    "Most of the LSC's primary design is Smart's"

  5. ^ Alistair Weaver, European Editor, Edmunds Inside Line, Published April 29, 2005, Ariel Atom: Honda-Powered Road-Legal Racecar[1]
  6. ^ Joseph, Noah. "British mags set indoor speed records", Autoblog, 18 December 2006.
  7. ^ Frankel, Andrew (17 November 2005). "European First Drive: 2006 Bugatti Veyron". Edmunds. Archived from the original on 29 January 2008. Retrieved 2007-12-28. 
  8. ^ "Ultima Crowned Triple 0-100mph-0 World Record Holders". Ultima Sports Ltd. Retrieved 2007-12-28. 

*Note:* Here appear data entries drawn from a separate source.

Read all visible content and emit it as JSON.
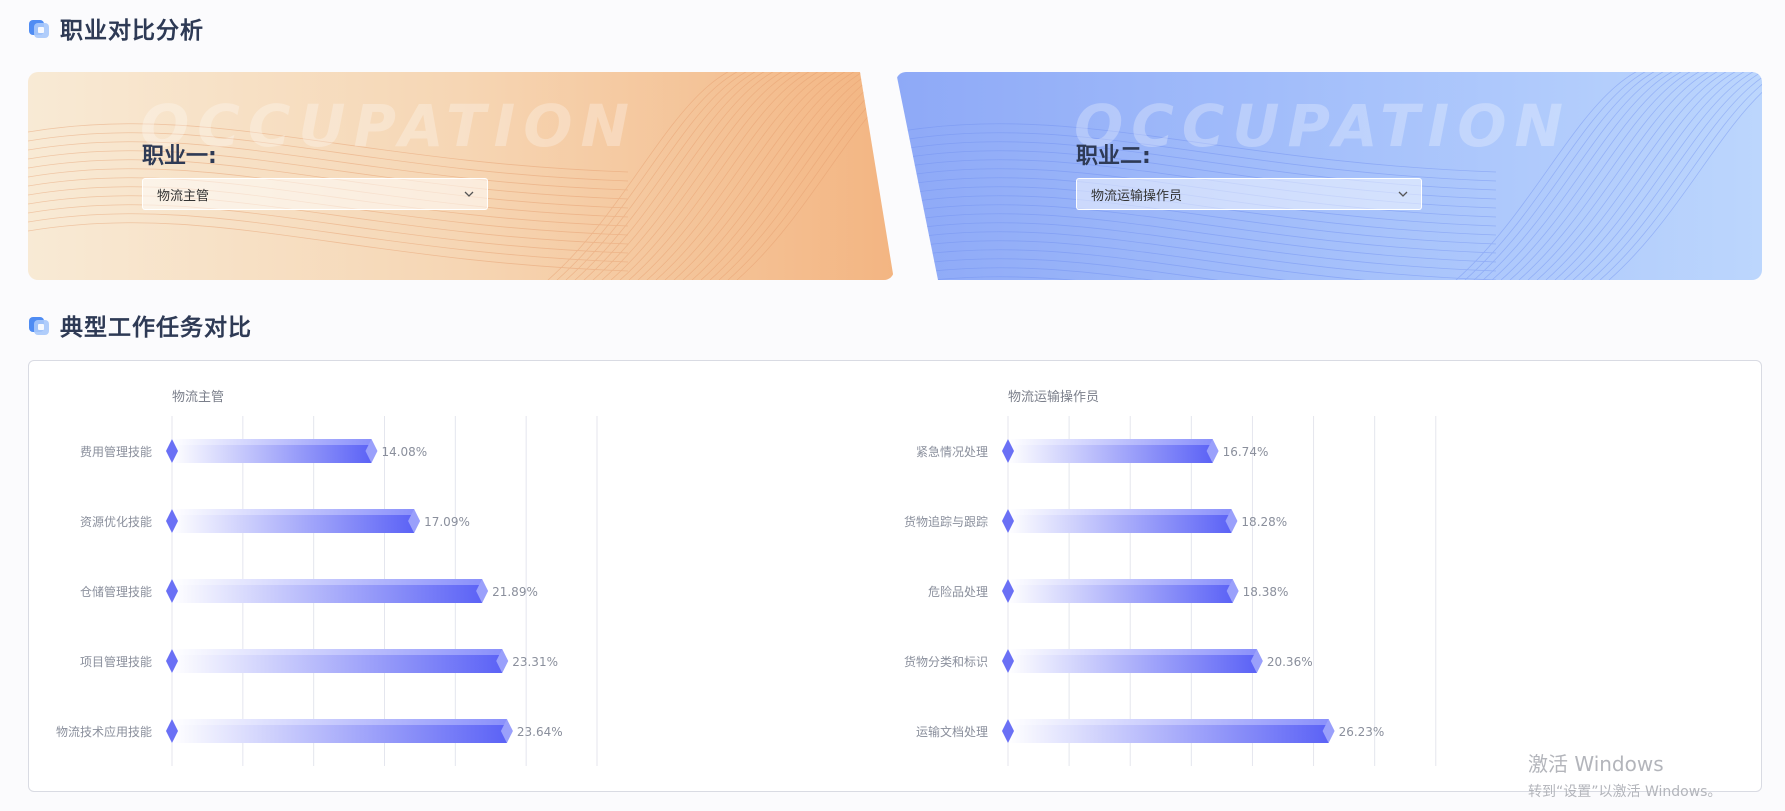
{
  "sections": {
    "occupation_title": "职业对比分析",
    "task_title": "典型工作任务对比"
  },
  "cards": {
    "watermark": "OCCUPATION",
    "left": {
      "label": "职业一:",
      "selected": "物流主管"
    },
    "right": {
      "label": "职业二:",
      "selected": "物流运输操作员"
    }
  },
  "colors": {
    "bar_start": "#ffffff",
    "bar_end": "#5b62f6",
    "bar_top": "#8a90fb",
    "diamond": "#6a70f5",
    "grid": "#e4e6ee",
    "label": "#8a8f9c"
  },
  "chart_data": [
    {
      "type": "bar",
      "orientation": "horizontal",
      "title": "物流主管",
      "categories": [
        "费用管理技能",
        "资源优化技能",
        "仓储管理技能",
        "项目管理技能",
        "物流技术应用技能"
      ],
      "values": [
        14.08,
        17.09,
        21.89,
        23.31,
        23.64
      ],
      "value_labels": [
        "14.08%",
        "17.09%",
        "21.89%",
        "23.31%",
        "23.64%"
      ],
      "xlim": [
        0,
        30
      ],
      "grid": true
    },
    {
      "type": "bar",
      "orientation": "horizontal",
      "title": "物流运输操作员",
      "categories": [
        "紧急情况处理",
        "货物追踪与跟踪",
        "危险品处理",
        "货物分类和标识",
        "运输文档处理"
      ],
      "values": [
        16.74,
        18.28,
        18.38,
        20.36,
        26.23
      ],
      "value_labels": [
        "16.74%",
        "18.28%",
        "18.38%",
        "20.36%",
        "26.23%"
      ],
      "xlim": [
        0,
        36
      ],
      "grid": true
    }
  ],
  "os_watermark": {
    "line1": "激活 Windows",
    "line2": "转到“设置”以激活 Windows。"
  }
}
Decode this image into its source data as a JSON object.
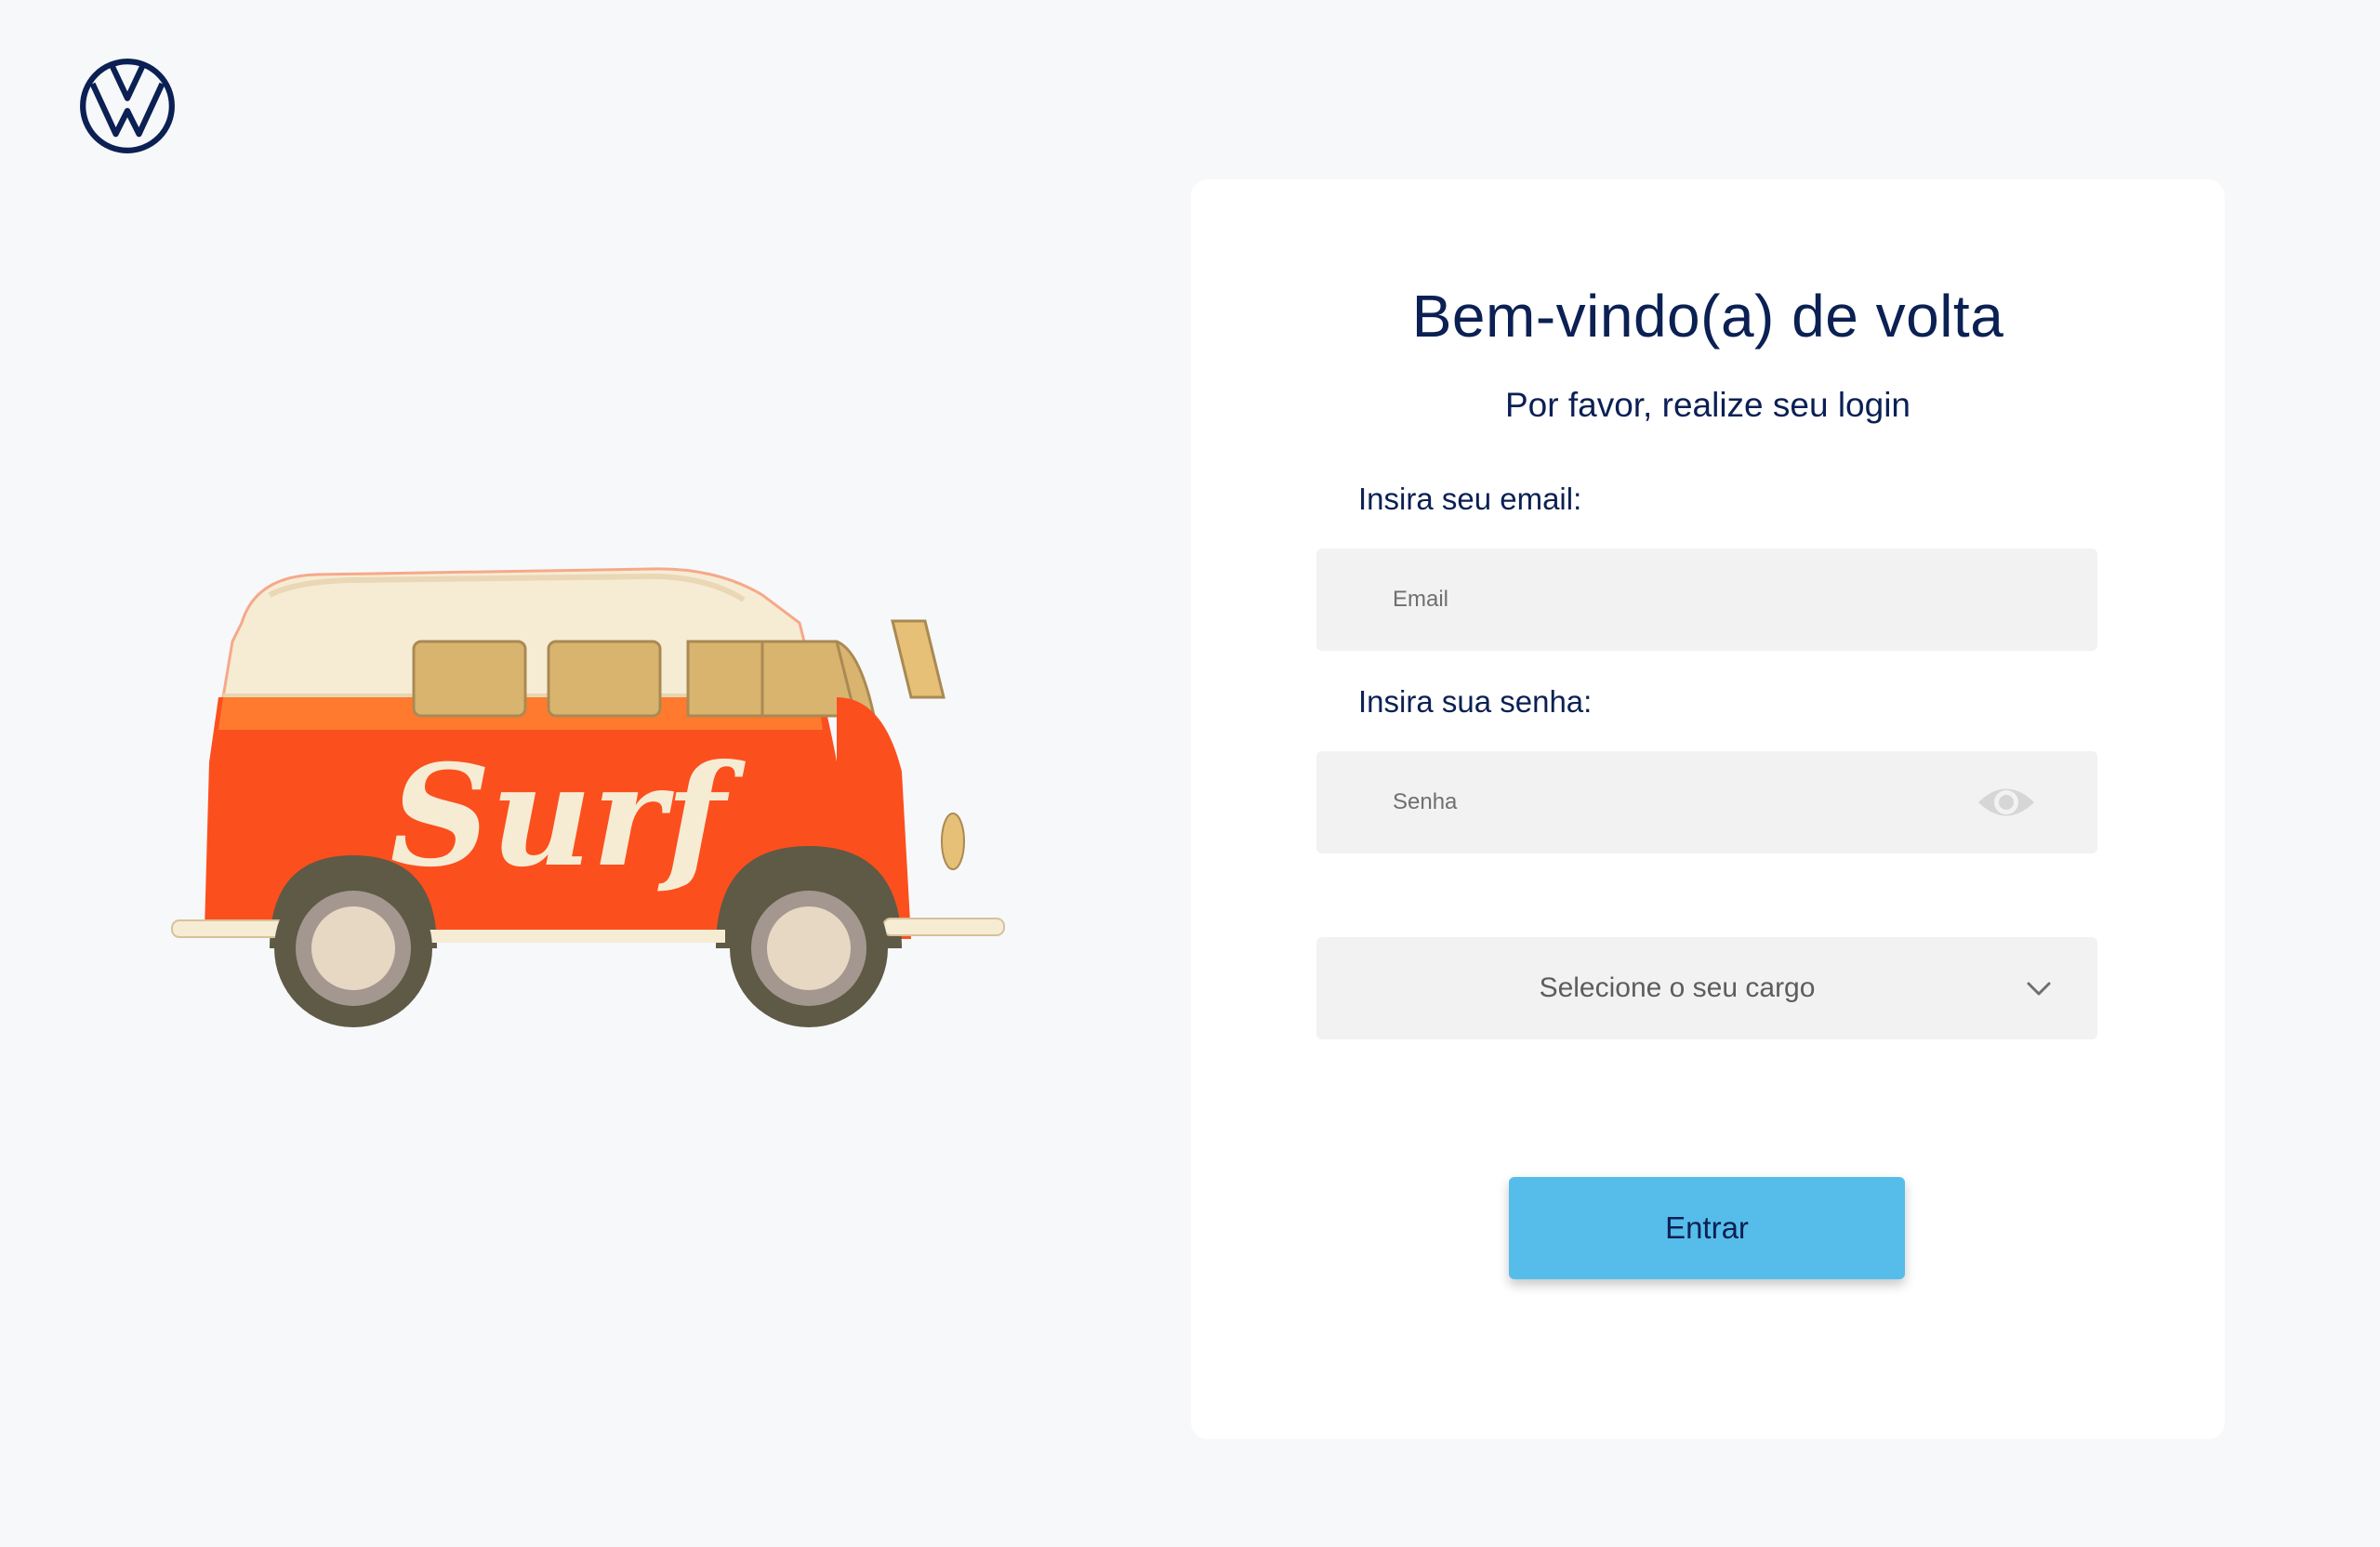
{
  "brand": {
    "logo_icon": "volkswagen-logo-icon",
    "logo_color": "#0b2053"
  },
  "illustration": {
    "icon": "surf-van-illustration",
    "text": "Surf"
  },
  "login": {
    "title": "Bem-vindo(a) de volta",
    "subtitle": "Por favor, realize seu login",
    "email_label": "Insira seu email:",
    "email_placeholder": "Email",
    "password_label": "Insira sua senha:",
    "password_placeholder": "Senha",
    "password_toggle_icon": "eye-icon",
    "role_select_text": "Selecione o seu cargo",
    "role_select_icon": "chevron-down-icon",
    "submit_label": "Entrar"
  },
  "colors": {
    "background": "#f7f8fa",
    "card": "#ffffff",
    "text_primary": "#0b2053",
    "input_bg": "#f3f2f3",
    "button_bg": "#56bdea",
    "van_orange": "#fc4f1e",
    "van_cream": "#f6ecd4"
  }
}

  9. ^ "2006 Ariel Atom 300 Supercharged". CoverCars. 2006-12-16. 
  10. ^ "5V8 ARIEL ATOM GETS 900BHP PER TONNE". Pistonheads. 2010-09-08. Archived from the original on 11 September 2010. Retrieved 2010-09-08. 
  11. ^ "Ariel Atom V8 (2010) First Official Pictures". CAR Magazine. 2010-09-08. Retrieved 2010-09-08. 
  12. ^ "Top Gear - 16x01 - 2011.01.23". Top Gear. January 23, 2011. BBC.
  13. ^ "Top Gear - 19x01 - 2013.01.27". Top Gear. January 27, 2013. BBC.
  14. ^ Jones, Matthew (3 June 2014). "This is an Ariel Atom police car". Top Gear (BBC Worldwide). Retrieved 30 June 2014. 
  15. ^ "2006 Wrightspeed X1". TopSpeed. 2012-10-12. Retrieved 2013-01-26. 
  16. ^ "Atom Cup announced". pistonheads.com. 2012-07-17. 
  17. ^ "Atom Cup Pitstop". Retrieved 5 March 2013. 

External links[edit]